November 22, 2008
The window title isn’t misleading: This screenshot shows the first 500 LOC of Kolf 2.0 (codenamed kolf-ng) in action. This might be an unusual view for users who did not develop applications themselves. It looks like this thing cannot do anything, but an expert knows that the inner code might be revolutionary even if it looks ugly.

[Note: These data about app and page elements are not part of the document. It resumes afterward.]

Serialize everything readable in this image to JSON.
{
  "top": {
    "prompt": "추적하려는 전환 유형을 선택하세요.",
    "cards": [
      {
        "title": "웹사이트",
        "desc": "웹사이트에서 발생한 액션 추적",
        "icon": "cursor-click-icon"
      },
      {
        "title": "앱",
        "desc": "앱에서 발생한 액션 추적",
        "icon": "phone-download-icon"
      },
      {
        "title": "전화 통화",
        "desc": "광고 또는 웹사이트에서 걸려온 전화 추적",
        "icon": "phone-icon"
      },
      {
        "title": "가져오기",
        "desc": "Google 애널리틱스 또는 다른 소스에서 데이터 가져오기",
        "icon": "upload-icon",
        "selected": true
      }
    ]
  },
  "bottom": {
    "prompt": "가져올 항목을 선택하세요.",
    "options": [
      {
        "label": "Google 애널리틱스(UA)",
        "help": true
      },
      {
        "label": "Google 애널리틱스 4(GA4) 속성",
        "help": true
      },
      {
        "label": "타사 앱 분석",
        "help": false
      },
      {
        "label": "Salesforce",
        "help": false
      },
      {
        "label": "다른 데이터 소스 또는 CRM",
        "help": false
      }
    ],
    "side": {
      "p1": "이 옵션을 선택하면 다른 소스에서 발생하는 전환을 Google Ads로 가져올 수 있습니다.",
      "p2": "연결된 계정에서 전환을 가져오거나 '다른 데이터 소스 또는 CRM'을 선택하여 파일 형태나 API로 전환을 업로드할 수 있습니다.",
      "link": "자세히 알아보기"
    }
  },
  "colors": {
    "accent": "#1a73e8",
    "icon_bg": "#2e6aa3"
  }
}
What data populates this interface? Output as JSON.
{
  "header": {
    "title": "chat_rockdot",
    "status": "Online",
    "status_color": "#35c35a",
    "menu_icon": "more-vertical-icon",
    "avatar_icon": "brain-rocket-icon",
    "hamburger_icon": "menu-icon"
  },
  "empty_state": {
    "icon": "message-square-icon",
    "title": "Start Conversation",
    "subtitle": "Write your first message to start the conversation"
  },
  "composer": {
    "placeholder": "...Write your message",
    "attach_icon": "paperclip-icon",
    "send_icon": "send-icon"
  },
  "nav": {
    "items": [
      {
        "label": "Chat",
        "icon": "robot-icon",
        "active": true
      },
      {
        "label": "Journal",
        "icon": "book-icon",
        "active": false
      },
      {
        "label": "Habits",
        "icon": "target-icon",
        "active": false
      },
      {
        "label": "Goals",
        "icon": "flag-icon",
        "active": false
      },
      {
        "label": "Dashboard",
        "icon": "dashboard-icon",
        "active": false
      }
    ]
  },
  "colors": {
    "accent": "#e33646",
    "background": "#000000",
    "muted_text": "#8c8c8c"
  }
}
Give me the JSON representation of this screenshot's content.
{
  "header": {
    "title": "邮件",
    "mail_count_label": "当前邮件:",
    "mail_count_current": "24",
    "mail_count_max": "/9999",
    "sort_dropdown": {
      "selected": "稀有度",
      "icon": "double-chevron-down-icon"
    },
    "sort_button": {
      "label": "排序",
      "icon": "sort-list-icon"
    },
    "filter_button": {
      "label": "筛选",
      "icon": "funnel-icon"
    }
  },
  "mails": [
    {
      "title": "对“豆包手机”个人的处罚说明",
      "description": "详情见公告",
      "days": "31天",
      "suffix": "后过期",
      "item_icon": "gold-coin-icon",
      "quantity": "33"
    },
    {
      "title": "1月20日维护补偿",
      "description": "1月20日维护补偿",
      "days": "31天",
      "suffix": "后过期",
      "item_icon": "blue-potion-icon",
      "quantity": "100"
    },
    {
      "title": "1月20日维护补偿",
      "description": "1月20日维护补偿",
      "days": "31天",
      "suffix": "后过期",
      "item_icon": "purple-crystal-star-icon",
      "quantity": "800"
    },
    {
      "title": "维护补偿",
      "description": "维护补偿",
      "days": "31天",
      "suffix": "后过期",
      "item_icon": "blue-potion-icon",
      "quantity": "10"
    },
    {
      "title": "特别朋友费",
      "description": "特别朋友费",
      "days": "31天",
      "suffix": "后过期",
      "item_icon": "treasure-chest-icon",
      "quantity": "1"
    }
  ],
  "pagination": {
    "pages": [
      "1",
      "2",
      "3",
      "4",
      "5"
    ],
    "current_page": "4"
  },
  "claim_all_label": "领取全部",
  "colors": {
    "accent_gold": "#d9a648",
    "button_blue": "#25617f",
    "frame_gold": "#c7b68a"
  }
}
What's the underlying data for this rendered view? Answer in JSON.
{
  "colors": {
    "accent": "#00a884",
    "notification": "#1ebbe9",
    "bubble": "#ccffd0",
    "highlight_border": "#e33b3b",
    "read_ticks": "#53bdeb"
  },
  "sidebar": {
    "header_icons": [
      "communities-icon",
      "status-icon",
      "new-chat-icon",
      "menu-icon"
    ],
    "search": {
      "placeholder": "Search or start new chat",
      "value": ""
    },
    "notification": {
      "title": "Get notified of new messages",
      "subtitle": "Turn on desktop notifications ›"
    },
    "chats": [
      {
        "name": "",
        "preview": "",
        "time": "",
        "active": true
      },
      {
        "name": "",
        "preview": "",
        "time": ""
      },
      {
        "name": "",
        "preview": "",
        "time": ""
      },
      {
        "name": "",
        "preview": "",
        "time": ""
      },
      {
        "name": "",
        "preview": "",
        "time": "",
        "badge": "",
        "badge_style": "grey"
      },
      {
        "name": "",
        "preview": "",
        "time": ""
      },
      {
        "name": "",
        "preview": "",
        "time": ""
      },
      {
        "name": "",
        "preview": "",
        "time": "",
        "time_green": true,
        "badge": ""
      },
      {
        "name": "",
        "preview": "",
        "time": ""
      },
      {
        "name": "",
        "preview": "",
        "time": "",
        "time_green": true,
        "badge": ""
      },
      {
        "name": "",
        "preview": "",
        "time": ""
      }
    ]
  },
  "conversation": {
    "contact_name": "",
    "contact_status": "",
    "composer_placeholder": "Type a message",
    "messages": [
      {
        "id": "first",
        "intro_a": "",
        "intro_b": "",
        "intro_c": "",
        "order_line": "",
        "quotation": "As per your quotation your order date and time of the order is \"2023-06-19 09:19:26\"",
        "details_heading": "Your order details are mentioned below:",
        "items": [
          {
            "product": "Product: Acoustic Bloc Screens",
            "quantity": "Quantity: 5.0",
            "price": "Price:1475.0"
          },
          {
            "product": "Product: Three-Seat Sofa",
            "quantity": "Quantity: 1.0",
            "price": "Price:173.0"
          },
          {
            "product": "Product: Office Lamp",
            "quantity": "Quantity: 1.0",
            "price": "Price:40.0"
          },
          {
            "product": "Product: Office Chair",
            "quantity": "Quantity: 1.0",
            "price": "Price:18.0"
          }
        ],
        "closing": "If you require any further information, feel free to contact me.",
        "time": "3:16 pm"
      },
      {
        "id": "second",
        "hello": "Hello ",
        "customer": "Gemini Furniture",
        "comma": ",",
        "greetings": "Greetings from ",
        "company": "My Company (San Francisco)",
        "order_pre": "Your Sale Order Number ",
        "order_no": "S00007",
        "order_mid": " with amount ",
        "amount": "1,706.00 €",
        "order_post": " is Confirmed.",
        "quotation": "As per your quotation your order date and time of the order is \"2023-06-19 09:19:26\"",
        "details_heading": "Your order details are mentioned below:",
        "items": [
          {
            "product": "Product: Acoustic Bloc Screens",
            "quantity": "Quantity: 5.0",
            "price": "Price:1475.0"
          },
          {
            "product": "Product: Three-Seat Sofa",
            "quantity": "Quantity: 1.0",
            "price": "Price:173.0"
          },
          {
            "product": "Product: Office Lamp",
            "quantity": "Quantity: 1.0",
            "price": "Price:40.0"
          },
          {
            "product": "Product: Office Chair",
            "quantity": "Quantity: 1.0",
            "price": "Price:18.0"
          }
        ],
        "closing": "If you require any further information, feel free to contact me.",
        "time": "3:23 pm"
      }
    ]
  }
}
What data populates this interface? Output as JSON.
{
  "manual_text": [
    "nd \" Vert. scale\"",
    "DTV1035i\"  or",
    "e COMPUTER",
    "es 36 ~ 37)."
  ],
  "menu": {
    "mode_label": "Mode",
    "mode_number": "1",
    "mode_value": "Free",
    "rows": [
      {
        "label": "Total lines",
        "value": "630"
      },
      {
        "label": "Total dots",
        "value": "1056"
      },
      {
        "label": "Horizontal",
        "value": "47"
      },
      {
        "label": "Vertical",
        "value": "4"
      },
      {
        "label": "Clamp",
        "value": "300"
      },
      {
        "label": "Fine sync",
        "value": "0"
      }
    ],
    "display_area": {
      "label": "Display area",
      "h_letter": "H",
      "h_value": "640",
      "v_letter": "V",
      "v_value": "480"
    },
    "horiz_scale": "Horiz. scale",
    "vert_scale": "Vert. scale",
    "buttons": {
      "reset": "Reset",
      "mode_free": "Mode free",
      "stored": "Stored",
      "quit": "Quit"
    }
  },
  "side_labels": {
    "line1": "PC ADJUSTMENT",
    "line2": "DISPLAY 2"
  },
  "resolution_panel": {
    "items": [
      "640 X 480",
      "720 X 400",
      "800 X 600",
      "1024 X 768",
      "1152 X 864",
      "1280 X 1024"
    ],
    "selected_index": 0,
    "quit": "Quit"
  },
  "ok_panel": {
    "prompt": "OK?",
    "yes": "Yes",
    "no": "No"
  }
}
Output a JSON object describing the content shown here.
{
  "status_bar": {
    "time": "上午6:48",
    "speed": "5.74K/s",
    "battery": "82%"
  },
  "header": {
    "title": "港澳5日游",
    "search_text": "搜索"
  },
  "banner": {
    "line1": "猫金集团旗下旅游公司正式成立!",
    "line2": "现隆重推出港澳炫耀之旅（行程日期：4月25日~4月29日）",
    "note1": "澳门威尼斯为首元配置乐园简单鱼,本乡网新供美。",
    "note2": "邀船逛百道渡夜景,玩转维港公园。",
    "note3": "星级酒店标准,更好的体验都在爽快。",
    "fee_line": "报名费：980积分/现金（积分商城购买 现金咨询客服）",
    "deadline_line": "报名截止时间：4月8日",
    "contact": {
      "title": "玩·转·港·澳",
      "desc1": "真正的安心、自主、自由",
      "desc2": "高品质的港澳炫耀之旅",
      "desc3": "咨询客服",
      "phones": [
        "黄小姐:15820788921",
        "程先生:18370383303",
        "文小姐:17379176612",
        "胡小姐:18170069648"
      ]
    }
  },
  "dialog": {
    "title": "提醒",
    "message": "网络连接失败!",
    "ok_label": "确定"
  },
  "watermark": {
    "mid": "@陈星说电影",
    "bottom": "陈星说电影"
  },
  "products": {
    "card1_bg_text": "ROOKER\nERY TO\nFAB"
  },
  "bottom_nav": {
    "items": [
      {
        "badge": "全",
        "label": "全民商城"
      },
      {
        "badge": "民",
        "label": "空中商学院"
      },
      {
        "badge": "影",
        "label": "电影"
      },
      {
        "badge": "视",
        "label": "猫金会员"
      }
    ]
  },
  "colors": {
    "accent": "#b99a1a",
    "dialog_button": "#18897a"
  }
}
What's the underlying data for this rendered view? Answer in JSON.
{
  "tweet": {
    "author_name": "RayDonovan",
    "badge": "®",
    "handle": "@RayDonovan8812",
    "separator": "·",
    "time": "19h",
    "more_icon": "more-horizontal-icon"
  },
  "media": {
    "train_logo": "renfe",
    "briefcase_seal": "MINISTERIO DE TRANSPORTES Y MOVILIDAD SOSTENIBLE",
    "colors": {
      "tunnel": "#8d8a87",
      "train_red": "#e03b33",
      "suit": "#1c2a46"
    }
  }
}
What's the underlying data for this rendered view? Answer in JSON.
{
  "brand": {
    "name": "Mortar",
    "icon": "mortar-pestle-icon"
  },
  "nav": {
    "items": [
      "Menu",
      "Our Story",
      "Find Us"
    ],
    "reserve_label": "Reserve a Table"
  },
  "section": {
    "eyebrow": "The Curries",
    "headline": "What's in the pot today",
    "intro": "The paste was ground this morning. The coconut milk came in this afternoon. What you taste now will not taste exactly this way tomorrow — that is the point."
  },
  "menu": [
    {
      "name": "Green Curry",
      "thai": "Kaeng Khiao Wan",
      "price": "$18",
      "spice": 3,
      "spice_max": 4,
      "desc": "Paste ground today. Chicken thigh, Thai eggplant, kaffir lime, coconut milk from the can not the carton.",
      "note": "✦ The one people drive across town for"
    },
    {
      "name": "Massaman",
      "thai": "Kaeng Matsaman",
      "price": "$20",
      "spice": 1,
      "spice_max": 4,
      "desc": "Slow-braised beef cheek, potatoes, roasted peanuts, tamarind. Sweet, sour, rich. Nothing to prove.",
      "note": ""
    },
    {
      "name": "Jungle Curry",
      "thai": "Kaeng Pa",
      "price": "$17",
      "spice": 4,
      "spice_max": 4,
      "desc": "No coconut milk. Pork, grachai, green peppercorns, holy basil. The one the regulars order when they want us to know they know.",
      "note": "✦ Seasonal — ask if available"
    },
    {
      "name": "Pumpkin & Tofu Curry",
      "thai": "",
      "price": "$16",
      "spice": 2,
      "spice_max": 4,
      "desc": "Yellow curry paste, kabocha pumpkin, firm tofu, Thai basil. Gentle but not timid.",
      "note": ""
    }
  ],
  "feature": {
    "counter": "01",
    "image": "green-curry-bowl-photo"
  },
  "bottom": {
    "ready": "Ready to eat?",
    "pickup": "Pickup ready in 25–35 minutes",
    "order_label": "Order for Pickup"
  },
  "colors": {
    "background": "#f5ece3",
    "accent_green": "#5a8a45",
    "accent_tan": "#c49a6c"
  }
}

Well, the code is not very revolutionary, but why do we need a new Kolf at all? Currently, Kolf code is a complete mess. Even its current maintainer (not the original author, though) admits that the source could be maintained, but it has big design flaws which cannot be overcome (esp. after the migration to Qt 4 frameworks). The most prominent example is that every game object consists of three classes. As classes are unfamiliar to some of you, imagine a similar situation in real life: Your car has to be stored divided into three pieces. Each one has its own garage, and every time you want to drive with your car, you have to connect everything and make it work. Every time you will be asking why you have to do this manually.
For Kolf, the situation is essentially the same. The situation gets even worse because of the quirky collision code (just have a look at the bunch of collision detection bugs filed for Kolf). In kolf-ng, I make heavy use of the Qt 4 meta object system to make the code shorter and more readable. The collision code will be rethought and rewritten.
In the screenshot, one can see the first three available objects: wall, rectangle block and ellipse block. For each of these objects, a matching overlay has been added which can be used to edit the object. (The rectangle and ellipse blocks use the same overlay.) The overlays are made up from handles. This architecture will be able to reflect all features of Kolf (except for the putting itself).
This is yet another example that programming is not just about incremental improvements. It’s also about throwing away code and starting on a blank sheet of paper drawing sketches of interacting classes. Luckily, KDE users are familar with this process (just to mention Plasma, KOffice 2, or also Amarok 2).
I know that Kolf is, despite is plenty of bugs, very popular among KDE users. To anyone who would like to play an even better Kolf and get involved with KDE games, and knows some C++, please drop a mail at the kde-games-devel mailing list.